I actually really like most religious people. I don't believe what they believe, but I have the strongest admiration for the strength of their faith. As it should be, some of the nicest people I've known have been religious. Interestingly, some of the more religious folks never let on. You wouldn't have known they prayed daily, went to church frequently or whatever. You would only find out if it came up naturally in conversation.
There is a perception that 'dumb-people' believe in Gods. I've known many intelligent and thoughtful and clever people with a range of beliefs. For many people their faith brings them peace, happiness and direction. Yes, there are many religious people who are bigoted, close-minded arseholes, but hell, there's plenty on non-believers I can point to and say the same thing about. I believe what matters is a person's actions. Yes, there are those that act nice simply out of fear for going to hell, but others act nice because they are nice. They've taken their teachings to heart, and it actually brings them joy to help out.
I quite like it when people talk to me about their faith and belief. I like the insight into the person, I like the fresh perspective. I never approach it from the condescending "Well, I believe that you believe it," angle, because I don't think that's right or fair. I've had enough weird shit happen in my life to know I don't know it all, so who am I to look down on these folks? What matters more than whether I think there is a God and whether I think the person is right or wrong to have faith is this - Are they happy? Are they mean-spirited or nasty? Do they treat people around them with kindness and respect?
I remember when I was Santa-ing at Dandenong last year, I was down in the carpark about to leave when I noticed one of the Muslim stall-holders quietly going through his prayer-routine on a mat in the corner of the car park. And while I have no faith as such, I smiled and was happy to see this.
Because with many people it is a good and balanced part of their life, and it enriches the world just by existing. For all the evil and wickedness that is done in the name of religion, there has also been a lot of inspiration, beauty and compassion that has come from it.
People forget that.

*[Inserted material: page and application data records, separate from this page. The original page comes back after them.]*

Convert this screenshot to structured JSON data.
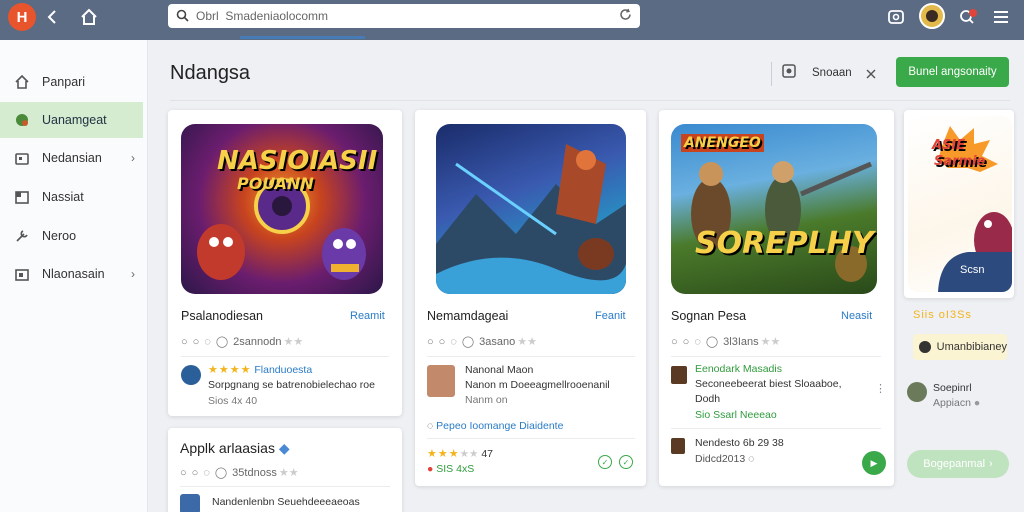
{
  "topbar": {
    "app_icon_letter": "H",
    "search_value": "Obrl  Smadeniaolocomm"
  },
  "sidebar": {
    "items": [
      {
        "label": "Panpari",
        "icon": "home-icon"
      },
      {
        "label": "Uanamgeat",
        "icon": "gamepad-icon"
      },
      {
        "label": "Nedansian",
        "icon": "store-icon"
      },
      {
        "label": "Nassiat",
        "icon": "library-icon"
      },
      {
        "label": "Neroo",
        "icon": "tools-icon"
      },
      {
        "label": "Nlaonasain",
        "icon": "folder-icon"
      }
    ]
  },
  "header": {
    "title": "Ndangsa",
    "right_text": "Snoaan",
    "button_label": "Bunel angsonaity"
  },
  "cards": [
    {
      "art_title": "NASIOIASII",
      "art_subtitle": "POUANN",
      "name": "Psalanodiesan",
      "link": "Reamit",
      "meta": "2sannodn",
      "review_label": "Flanduoesta",
      "review_text": "Sorpgnang se batrenobielechao roe",
      "review_sub": "Sios 4x 40"
    },
    {
      "name": "Nemamdageai",
      "link": "Feanit",
      "meta": "3asano",
      "reviewer": "Nanonal Maon",
      "review_text": "Nanon m Doeeagmellrooenanil",
      "review_sub": "Nanm on",
      "footer_text": "Pepeo Ioomange Diaidente",
      "rating_count": "47",
      "sub_stat": "SIS 4xS"
    },
    {
      "art_title": "ANENGEO",
      "art_subtitle": "SOREPLHY",
      "name": "Sognan Pesa",
      "link": "Neasit",
      "meta": "3l3Ians",
      "reviewer": "Eenodark  Masadis",
      "review_text": "Seconeebeerat biest Sloaaboe,",
      "review_sub": "Dodh",
      "review_sub2": "Sio Ssarl  Neeeao",
      "second_reviewer": "Nendesto 6b 29 38",
      "second_sub": "Didcd2013"
    }
  ],
  "card_bottom_left": {
    "name": "Applk arlaasias",
    "meta": "35tdnoss",
    "review_text": "Nandenlenbn Seuehdeeeaeoas"
  },
  "right_panel": {
    "art_title": "ASIE",
    "art_subtitle": "Sarmie",
    "logo_caption": "Scsn",
    "stat_line": "Siis  oI3Ss",
    "badge": "Umanbibianey",
    "person_name": "Soepinrl",
    "person_sub": "Appiacn",
    "button_label": "Bogepanmal"
  }
}
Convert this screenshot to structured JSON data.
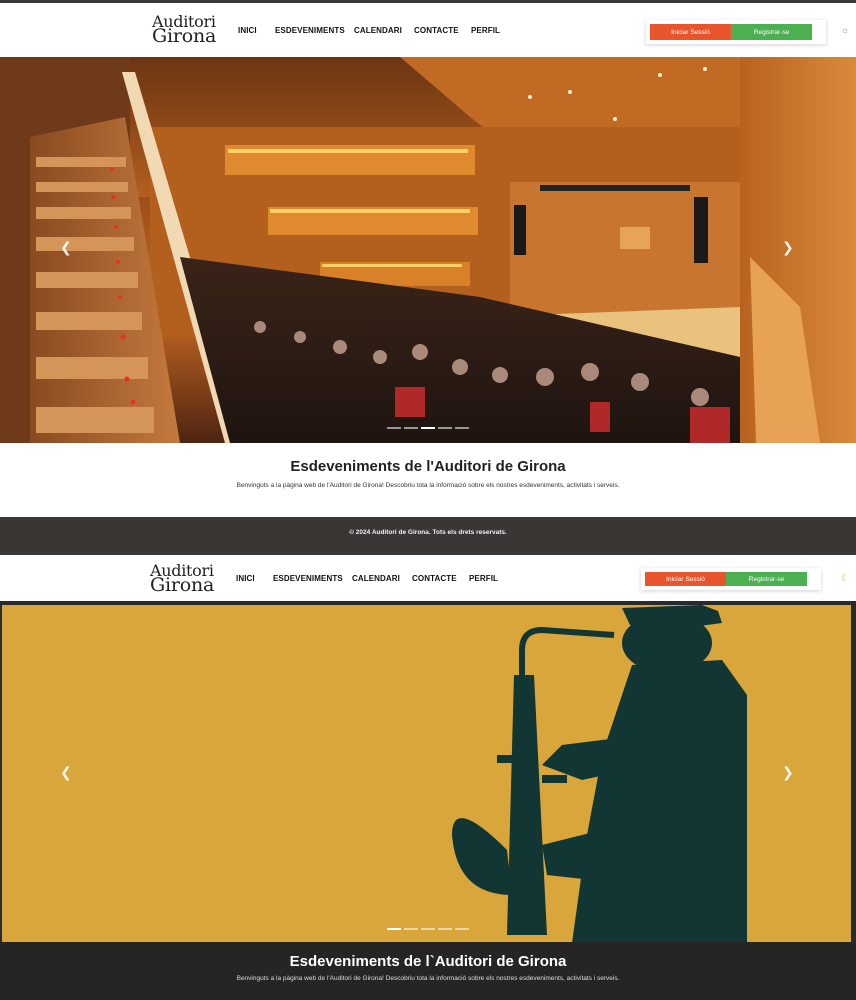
{
  "brand": {
    "line1": "Auditori",
    "line2": "Girona"
  },
  "nav": {
    "items": [
      "INICI",
      "ESDEVENIMENTS",
      "CALENDARI",
      "CONTACTE",
      "PERFIL"
    ]
  },
  "auth": {
    "login_label": "Iniciar Sessió",
    "register_label": "Registrar-se"
  },
  "theme": {
    "light_icon": "sun-icon",
    "dark_icon": "moon-icon"
  },
  "carousel": {
    "prev_icon": "chevron-left-icon",
    "next_icon": "chevron-right-icon",
    "slide_count": 5
  },
  "intro": {
    "title": "Esdeveniments de l'Auditori de Girona",
    "subtitle": "Benvinguts a la pàgina web de l'Auditori de Girona! Descobriu tota la informació sobre els nostres esdeveniments, activitats i serveis."
  },
  "intro_dark": {
    "title": "Esdeveniments de l`Auditori de Girona",
    "subtitle": "Benvinguts a la pàgina web de l'Auditori de Girona! Descobriu tota la informació sobre els nostres esdeveniments, activitats i serveis."
  },
  "footer": {
    "copyright": "© 2024 Auditori de Girona. Tots els drets reservats."
  },
  "colors": {
    "login": "#e8552d",
    "register": "#4caf50",
    "footer_bg": "#3a3634",
    "dark_bg": "#262524",
    "saxophone_bg": "#d8a63a",
    "silhouette": "#123633"
  }
}
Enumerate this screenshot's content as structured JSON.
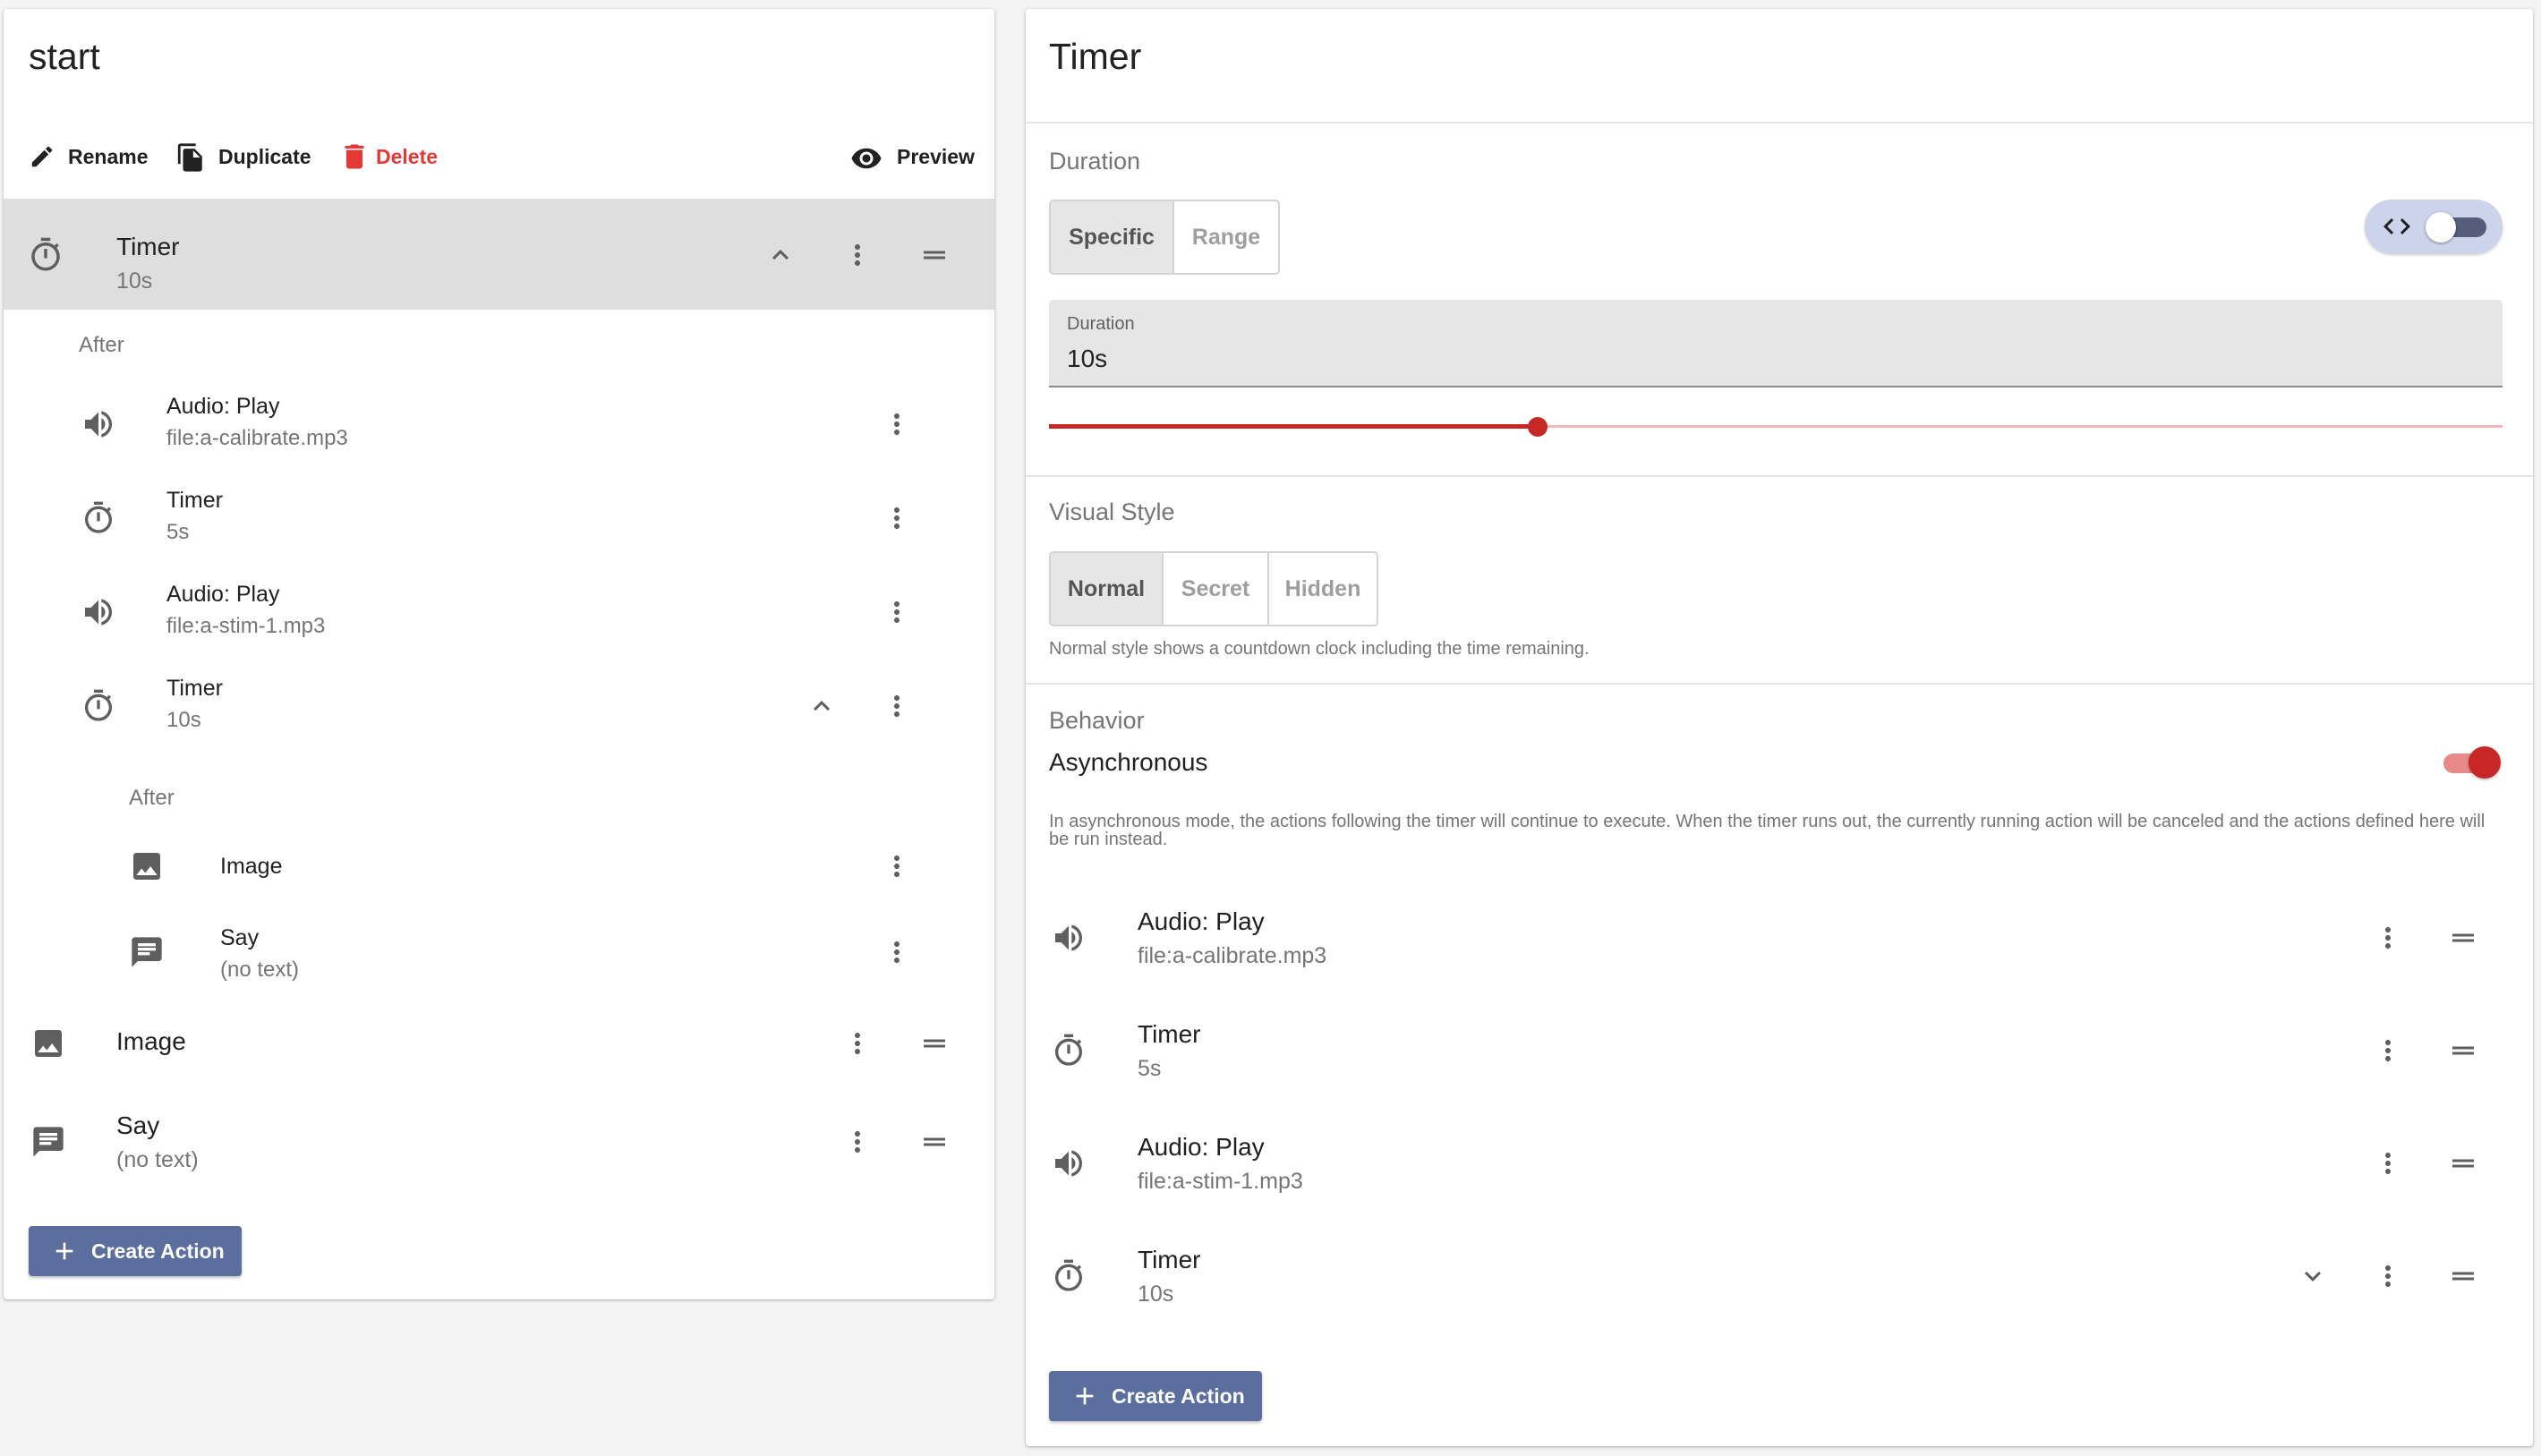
{
  "left": {
    "title": "start",
    "toolbar": {
      "rename": "Rename",
      "duplicate": "Duplicate",
      "delete": "Delete",
      "preview": "Preview"
    },
    "selected": {
      "label": "Timer",
      "sub": "10s"
    },
    "after1": "After",
    "children": [
      {
        "label": "Audio: Play",
        "sub": "file:a-calibrate.mp3",
        "icon": "volume-icon"
      },
      {
        "label": "Timer",
        "sub": "5s",
        "icon": "timer-icon"
      },
      {
        "label": "Audio: Play",
        "sub": "file:a-stim-1.mp3",
        "icon": "volume-icon"
      },
      {
        "label": "Timer",
        "sub": "10s",
        "icon": "timer-icon"
      }
    ],
    "after2": "After",
    "grandchildren": [
      {
        "label": "Image",
        "icon": "image-icon"
      },
      {
        "label": "Say",
        "sub": "(no text)",
        "icon": "message-icon"
      }
    ],
    "root_items": [
      {
        "label": "Image",
        "icon": "image-icon"
      },
      {
        "label": "Say",
        "sub": "(no text)",
        "icon": "message-icon"
      }
    ],
    "create": "Create Action"
  },
  "right": {
    "title": "Timer",
    "duration": {
      "heading": "Duration",
      "modes": [
        "Specific",
        "Range"
      ],
      "selected_mode": "Specific",
      "field_label": "Duration",
      "field_value": "10s",
      "slider_fraction": 0.336,
      "code_toggle_on": false
    },
    "visual": {
      "heading": "Visual Style",
      "options": [
        "Normal",
        "Secret",
        "Hidden"
      ],
      "selected": "Normal",
      "note": "Normal style shows a countdown clock including the time remaining."
    },
    "behavior": {
      "heading": "Behavior",
      "toggle_label": "Asynchronous",
      "toggle_on": true,
      "note": "In asynchronous mode, the actions following the timer will continue to execute. When the timer runs out, the currently running action will be canceled and the actions defined here will be run instead."
    },
    "actions": [
      {
        "label": "Audio: Play",
        "sub": "file:a-calibrate.mp3",
        "icon": "volume-icon"
      },
      {
        "label": "Timer",
        "sub": "5s",
        "icon": "timer-icon"
      },
      {
        "label": "Audio: Play",
        "sub": "file:a-stim-1.mp3",
        "icon": "volume-icon"
      },
      {
        "label": "Timer",
        "sub": "10s",
        "icon": "timer-icon"
      }
    ],
    "create": "Create Action"
  },
  "colors": {
    "accent": "#c62828",
    "button": "#5c6e9e",
    "selected_bg": "#dedede",
    "delete": "#e53935"
  }
}
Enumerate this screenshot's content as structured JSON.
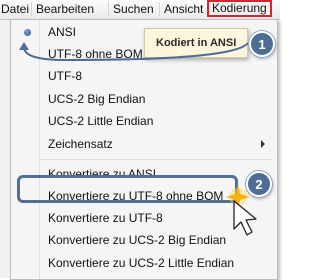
{
  "menubar": {
    "items": [
      {
        "label": "Datei"
      },
      {
        "label": "Bearbeiten"
      },
      {
        "label": "Suchen"
      },
      {
        "label": "Ansicht"
      },
      {
        "label": "Kodierung"
      }
    ]
  },
  "dropdown": {
    "items": [
      {
        "label": "ANSI",
        "checked": true
      },
      {
        "label": "UTF-8 ohne BOM"
      },
      {
        "label": "UTF-8"
      },
      {
        "label": "UCS-2 Big Endian"
      },
      {
        "label": "UCS-2 Little Endian"
      },
      {
        "label": "Zeichensatz",
        "submenu": true
      },
      {
        "label": "Konvertiere zu ANSI"
      },
      {
        "label": "Konvertiere zu UTF-8 ohne BOM"
      },
      {
        "label": "Konvertiere zu UTF-8"
      },
      {
        "label": "Konvertiere zu UCS-2 Big Endian"
      },
      {
        "label": "Konvertiere zu UCS-2 Little Endian"
      }
    ]
  },
  "tooltip": {
    "text": "Kodiert in ANSI"
  },
  "badges": {
    "one": "1",
    "two": "2"
  },
  "colors": {
    "accent": "#4d6d97",
    "active_border": "#d4262c",
    "tooltip_bg": "#fdf5dc",
    "highlight_border": "#4f6f98"
  }
}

And strangely, I suspect we would have come up with reasons to do a lot of the bad stuff even if we didn't have religion in the world.